-- Required work --
Quote every line below exactly and skip any picture.

-- Element data from apps and pages --
* * *

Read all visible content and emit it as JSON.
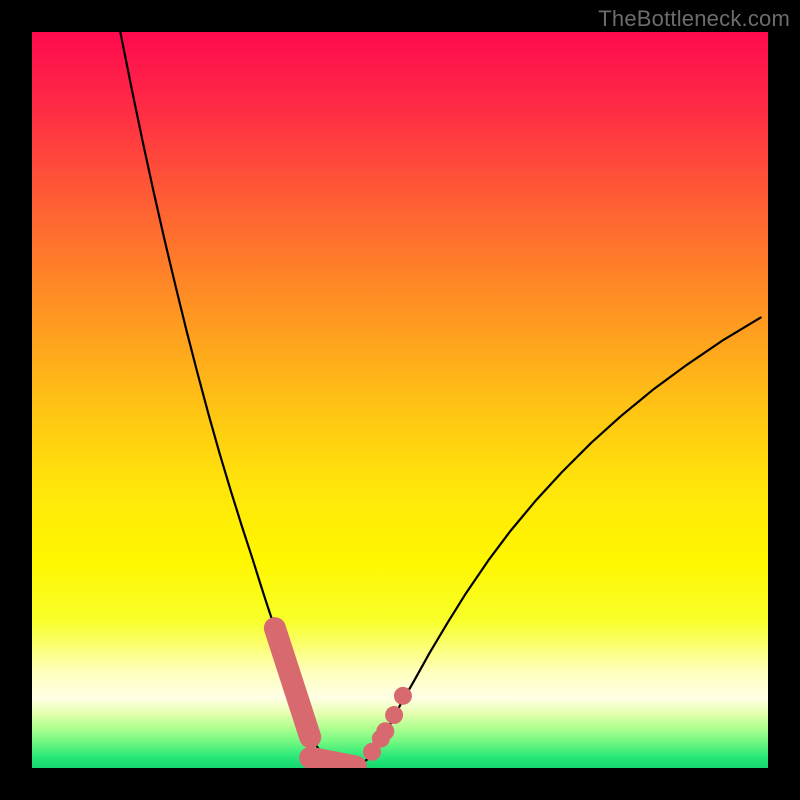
{
  "watermark": "TheBottleneck.com",
  "gradient": {
    "stops": [
      {
        "offset": 0.0,
        "color": "#ff0a4f"
      },
      {
        "offset": 0.1,
        "color": "#ff2a45"
      },
      {
        "offset": 0.22,
        "color": "#ff5a35"
      },
      {
        "offset": 0.35,
        "color": "#ff8a25"
      },
      {
        "offset": 0.5,
        "color": "#ffc015"
      },
      {
        "offset": 0.62,
        "color": "#ffe60a"
      },
      {
        "offset": 0.72,
        "color": "#fff700"
      },
      {
        "offset": 0.8,
        "color": "#f8ff2a"
      },
      {
        "offset": 0.87,
        "color": "#ffffbe"
      },
      {
        "offset": 0.905,
        "color": "#ffffe6"
      },
      {
        "offset": 0.925,
        "color": "#e6ffb0"
      },
      {
        "offset": 0.945,
        "color": "#b0ff90"
      },
      {
        "offset": 0.965,
        "color": "#70f880"
      },
      {
        "offset": 0.985,
        "color": "#28e878"
      },
      {
        "offset": 1.0,
        "color": "#15d66f"
      }
    ]
  },
  "curve": {
    "stroke": "#000000",
    "stroke_width": 2.2
  },
  "markers": {
    "fill": "#d86a6f",
    "stroke": "#d86a6f",
    "cap_stroke_width": 22,
    "dot_radius": 9
  },
  "chart_data": {
    "type": "line",
    "title": "",
    "xlabel": "",
    "ylabel": "",
    "xlim": [
      0,
      100
    ],
    "ylim": [
      0,
      100
    ],
    "x": [
      12.0,
      13.5,
      15.0,
      16.5,
      18.0,
      19.5,
      21.0,
      22.5,
      24.0,
      25.5,
      27.0,
      28.5,
      30.0,
      31.0,
      32.0,
      33.0,
      33.8,
      34.6,
      35.4,
      36.2,
      37.0,
      38.0,
      39.0,
      40.0,
      41.0,
      42.0,
      43.0,
      44.3,
      45.6,
      47.0,
      48.5,
      50.0,
      52.0,
      54.0,
      56.5,
      59.0,
      62.0,
      65.0,
      68.5,
      72.0,
      76.0,
      80.0,
      84.5,
      89.0,
      94.0,
      99.0
    ],
    "values": [
      100.0,
      92.5,
      85.3,
      78.4,
      71.8,
      65.5,
      59.4,
      53.6,
      48.0,
      42.7,
      37.7,
      32.9,
      28.3,
      25.1,
      22.0,
      19.0,
      16.2,
      13.5,
      10.9,
      8.4,
      6.0,
      4.0,
      2.5,
      1.3,
      0.5,
      0.1,
      0.0,
      0.3,
      1.2,
      3.0,
      5.6,
      8.5,
      12.0,
      15.6,
      19.8,
      23.8,
      28.2,
      32.2,
      36.4,
      40.2,
      44.2,
      47.8,
      51.5,
      54.8,
      58.2,
      61.2
    ],
    "marker_dots": [
      {
        "x": 46.2,
        "y": 2.2
      },
      {
        "x": 47.4,
        "y": 4.0
      },
      {
        "x": 48.0,
        "y": 5.0
      },
      {
        "x": 49.2,
        "y": 7.2
      },
      {
        "x": 50.4,
        "y": 9.8
      }
    ],
    "marker_caps": [
      {
        "x1": 33.0,
        "y1": 19.0,
        "x2": 37.8,
        "y2": 4.2
      },
      {
        "x1": 37.8,
        "y1": 1.4,
        "x2": 44.0,
        "y2": 0.2
      }
    ]
  }
}
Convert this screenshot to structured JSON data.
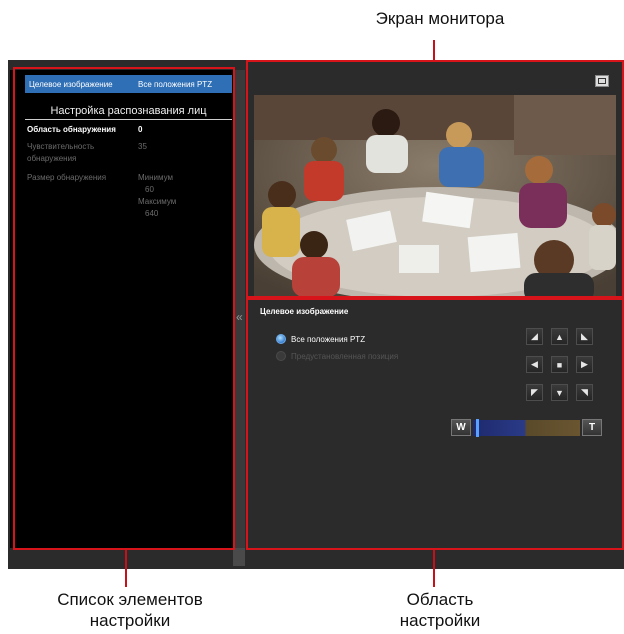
{
  "callouts": {
    "monitor_screen": "Экран монитора",
    "settings_list": [
      "Список элементов",
      "настройки"
    ],
    "settings_area": [
      "Область",
      "настройки"
    ]
  },
  "left_panel": {
    "target_label": "Целевое изображение",
    "target_value": "Все положения PTZ",
    "section_title": "Настройка распознавания лиц",
    "params": [
      {
        "label": "Область обнаружения",
        "value": "0",
        "enabled": true
      },
      {
        "label": [
          "Чувствительность",
          "обнаружения"
        ],
        "value": "35",
        "enabled": false
      },
      {
        "label": "Размер обнаружения",
        "value": [
          "Минимум",
          "60",
          "Максимум",
          "640"
        ],
        "enabled": false
      }
    ]
  },
  "right_panel": {
    "section_title": "Целевое изображение",
    "options": [
      {
        "label": "Все положения PTZ",
        "selected": true
      },
      {
        "label": "Предустановленная позиция",
        "selected": false
      }
    ],
    "zoom": {
      "wide_label": "W",
      "tele_label": "T"
    },
    "collapse_glyph": "«"
  },
  "colors": {
    "accent_red": "#d7141a",
    "selection_blue": "#2f6fb6",
    "panel_bg": "#2b2b2b"
  },
  "icons": [
    "expand-view-icon",
    "arrow-up-left-icon",
    "arrow-up-icon",
    "arrow-up-right-icon",
    "arrow-left-icon",
    "home-icon",
    "arrow-right-icon",
    "arrow-down-left-icon",
    "arrow-down-icon",
    "arrow-down-right-icon"
  ]
}
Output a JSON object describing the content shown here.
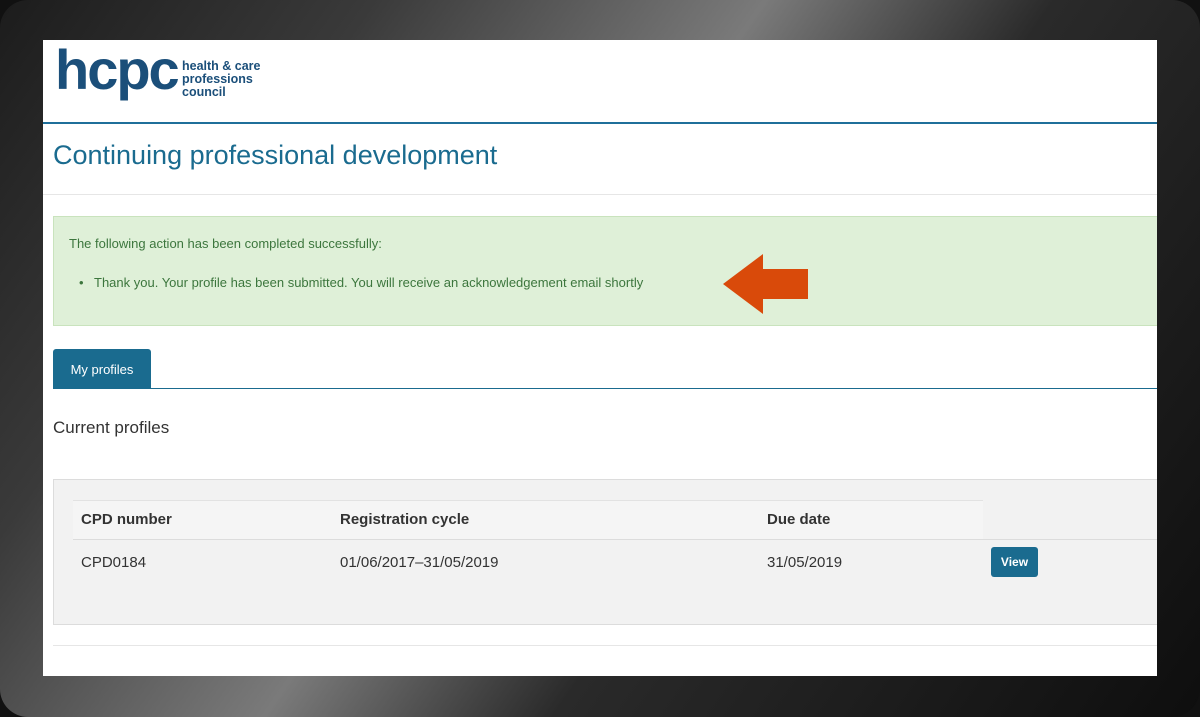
{
  "logo": {
    "mark": "hcpc",
    "words": [
      "health & care",
      "professions",
      "council"
    ]
  },
  "page": {
    "title": "Continuing professional development"
  },
  "alert": {
    "heading": "The following action has been completed successfully:",
    "items": [
      "Thank you. Your profile has been submitted. You will receive an acknowledgement email shortly"
    ],
    "arrow_color": "#d94a0a"
  },
  "tabs": [
    {
      "label": "My profiles",
      "active": true
    }
  ],
  "section": {
    "title": "Current profiles"
  },
  "table": {
    "columns": [
      "CPD number",
      "Registration cycle",
      "Due date"
    ],
    "rows": [
      {
        "cpd_number": "CPD0184",
        "registration_cycle": "01/06/2017–31/05/2019",
        "due_date": "31/05/2019",
        "action": "View"
      }
    ]
  },
  "colors": {
    "brand": "#1a6b8f",
    "logo": "#1b4f7a",
    "success_bg": "#dff0d8",
    "success_text": "#3c763d"
  }
}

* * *

-- Reply to the task --
Read all visible content and emit it as JSON.
{
  "watermark": "TheBottleneck.com",
  "gradient": {
    "stops": [
      {
        "offset": 0.0,
        "color": "#ff0a4f"
      },
      {
        "offset": 0.1,
        "color": "#ff2a45"
      },
      {
        "offset": 0.22,
        "color": "#ff5a35"
      },
      {
        "offset": 0.35,
        "color": "#ff8a25"
      },
      {
        "offset": 0.5,
        "color": "#ffc015"
      },
      {
        "offset": 0.62,
        "color": "#ffe60a"
      },
      {
        "offset": 0.72,
        "color": "#fff700"
      },
      {
        "offset": 0.8,
        "color": "#f8ff2a"
      },
      {
        "offset": 0.87,
        "color": "#ffffbe"
      },
      {
        "offset": 0.905,
        "color": "#ffffe6"
      },
      {
        "offset": 0.925,
        "color": "#e6ffb0"
      },
      {
        "offset": 0.945,
        "color": "#b0ff90"
      },
      {
        "offset": 0.965,
        "color": "#70f880"
      },
      {
        "offset": 0.985,
        "color": "#28e878"
      },
      {
        "offset": 1.0,
        "color": "#15d66f"
      }
    ]
  },
  "curve": {
    "stroke": "#000000",
    "stroke_width": 2.2
  },
  "markers": {
    "fill": "#d86a6f",
    "stroke": "#d86a6f",
    "cap_stroke_width": 22,
    "dot_radius": 9
  },
  "chart_data": {
    "type": "line",
    "title": "",
    "xlabel": "",
    "ylabel": "",
    "xlim": [
      0,
      100
    ],
    "ylim": [
      0,
      100
    ],
    "x": [
      12.0,
      13.5,
      15.0,
      16.5,
      18.0,
      19.5,
      21.0,
      22.5,
      24.0,
      25.5,
      27.0,
      28.5,
      30.0,
      31.0,
      32.0,
      33.0,
      33.8,
      34.6,
      35.4,
      36.2,
      37.0,
      38.0,
      39.0,
      40.0,
      41.0,
      42.0,
      43.0,
      44.3,
      45.6,
      47.0,
      48.5,
      50.0,
      52.0,
      54.0,
      56.5,
      59.0,
      62.0,
      65.0,
      68.5,
      72.0,
      76.0,
      80.0,
      84.5,
      89.0,
      94.0,
      99.0
    ],
    "values": [
      100.0,
      92.5,
      85.3,
      78.4,
      71.8,
      65.5,
      59.4,
      53.6,
      48.0,
      42.7,
      37.7,
      32.9,
      28.3,
      25.1,
      22.0,
      19.0,
      16.2,
      13.5,
      10.9,
      8.4,
      6.0,
      4.0,
      2.5,
      1.3,
      0.5,
      0.1,
      0.0,
      0.3,
      1.2,
      3.0,
      5.6,
      8.5,
      12.0,
      15.6,
      19.8,
      23.8,
      28.2,
      32.2,
      36.4,
      40.2,
      44.2,
      47.8,
      51.5,
      54.8,
      58.2,
      61.2
    ],
    "marker_dots": [
      {
        "x": 46.2,
        "y": 2.2
      },
      {
        "x": 47.4,
        "y": 4.0
      },
      {
        "x": 48.0,
        "y": 5.0
      },
      {
        "x": 49.2,
        "y": 7.2
      },
      {
        "x": 50.4,
        "y": 9.8
      }
    ],
    "marker_caps": [
      {
        "x1": 33.0,
        "y1": 19.0,
        "x2": 37.8,
        "y2": 4.2
      },
      {
        "x1": 37.8,
        "y1": 1.4,
        "x2": 44.0,
        "y2": 0.2
      }
    ]
  }
}
Convert this screenshot to structured JSON data.
{
  "callouts": {
    "monitor_screen": "Экран монитора",
    "settings_list": [
      "Список элементов",
      "настройки"
    ],
    "settings_area": [
      "Область",
      "настройки"
    ]
  },
  "left_panel": {
    "target_label": "Целевое изображение",
    "target_value": "Все положения PTZ",
    "section_title": "Настройка распознавания лиц",
    "params": [
      {
        "label": "Область обнаружения",
        "value": "0",
        "enabled": true
      },
      {
        "label": [
          "Чувствительность",
          "обнаружения"
        ],
        "value": "35",
        "enabled": false
      },
      {
        "label": "Размер обнаружения",
        "value": [
          "Минимум",
          "60",
          "Максимум",
          "640"
        ],
        "enabled": false
      }
    ]
  },
  "right_panel": {
    "section_title": "Целевое изображение",
    "options": [
      {
        "label": "Все положения PTZ",
        "selected": true
      },
      {
        "label": "Предустановленная позиция",
        "selected": false
      }
    ],
    "zoom": {
      "wide_label": "W",
      "tele_label": "T"
    },
    "collapse_glyph": "«"
  },
  "colors": {
    "accent_red": "#d7141a",
    "selection_blue": "#2f6fb6",
    "panel_bg": "#2b2b2b"
  },
  "icons": [
    "expand-view-icon",
    "arrow-up-left-icon",
    "arrow-up-icon",
    "arrow-up-right-icon",
    "arrow-left-icon",
    "home-icon",
    "arrow-right-icon",
    "arrow-down-left-icon",
    "arrow-down-icon",
    "arrow-down-right-icon"
  ]
}
Output a JSON object describing the content shown here.
{
  "logo": {
    "mark": "hcpc",
    "words": [
      "health & care",
      "professions",
      "council"
    ]
  },
  "page": {
    "title": "Continuing professional development"
  },
  "alert": {
    "heading": "The following action has been completed successfully:",
    "items": [
      "Thank you. Your profile has been submitted. You will receive an acknowledgement email shortly"
    ],
    "arrow_color": "#d94a0a"
  },
  "tabs": [
    {
      "label": "My profiles",
      "active": true
    }
  ],
  "section": {
    "title": "Current profiles"
  },
  "table": {
    "columns": [
      "CPD number",
      "Registration cycle",
      "Due date"
    ],
    "rows": [
      {
        "cpd_number": "CPD0184",
        "registration_cycle": "01/06/2017–31/05/2019",
        "due_date": "31/05/2019",
        "action": "View"
      }
    ]
  },
  "colors": {
    "brand": "#1a6b8f",
    "logo": "#1b4f7a",
    "success_bg": "#dff0d8",
    "success_text": "#3c763d"
  }
}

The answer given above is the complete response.